Also, one more thing, if you’re going to hunt a refuge such as Wister or San Jacinto you’ll need a type A one-day, two-day or season pass. I always buy the season pass as I go often enough to make that a really good deal. I hunted 17 times this past season, which figured out to $8.22 for each hunt day. If you were fortunate enough to be able to hunt every available hunt day at a refuge like Wister, which hunts Wednesday, Saturday and Sunday, that would give you a potential 44 hunt days which would figure out to $3.18 for each hunt. (Of course, this was figured on last season’s season long pass price). The refuge check stations don’t sell these passes any more so you have to have them in your possession when you arrive on opening day or you will be turned away, even if you have a #1 reservation. Get them at the same place you got your license. Per the DFG web site the price for the 2012/2013 season pass is:

$150.69 – season long type A pass

The DFG license web site doesn’t list the prices for the one-day and two-day passes yet but last season’s prices were:

$ 18.00 – one-day type A pass
$ 31.58 – two-day type A pass

You can expect these will go up a little, probably around a buck or two.

You’ll have to do the math and see which permit(s) might be best for you based on how many times you expect to hunt during the season.

One last thing on the licenses and permits, all of them are available on-line at the DFG licensing sales web site at:

However, even though you can buy these on-line, if you do that you’ll have to wait up to 15 days to receive the actual license, stamp validations and/or permits in the mail before you can use them. Now, if you’re buying your license, stamps and permits a long ways out from the season, no problem. But, if you’re buying close to or after the start of the season waiting for them to come in the mail may constitute a problem. If you buy these in person at a “license agent” of DFG Office then you walk out with the actual license, stamps and/or permits and there’s no waiting involved.
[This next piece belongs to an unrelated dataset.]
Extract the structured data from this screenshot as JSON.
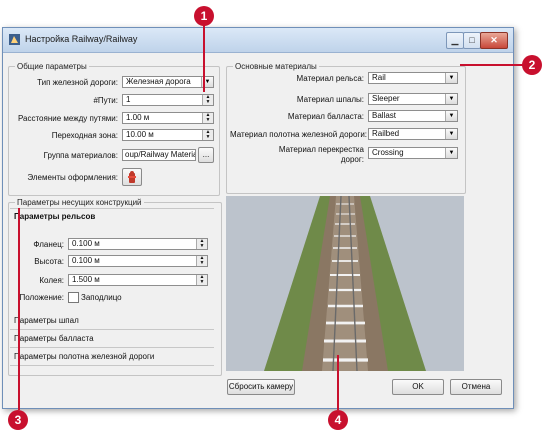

Okay, that’s it for the first part. Now you’re “legal” so what’s next? In the next installment will discuss one of the most necessary items you’ll need when duck hunting…the shotgun and what to feed it (ammo).

Enter your email address to subscribe to this blog and receive notifications of new posts by email.

Join 216 other subscribers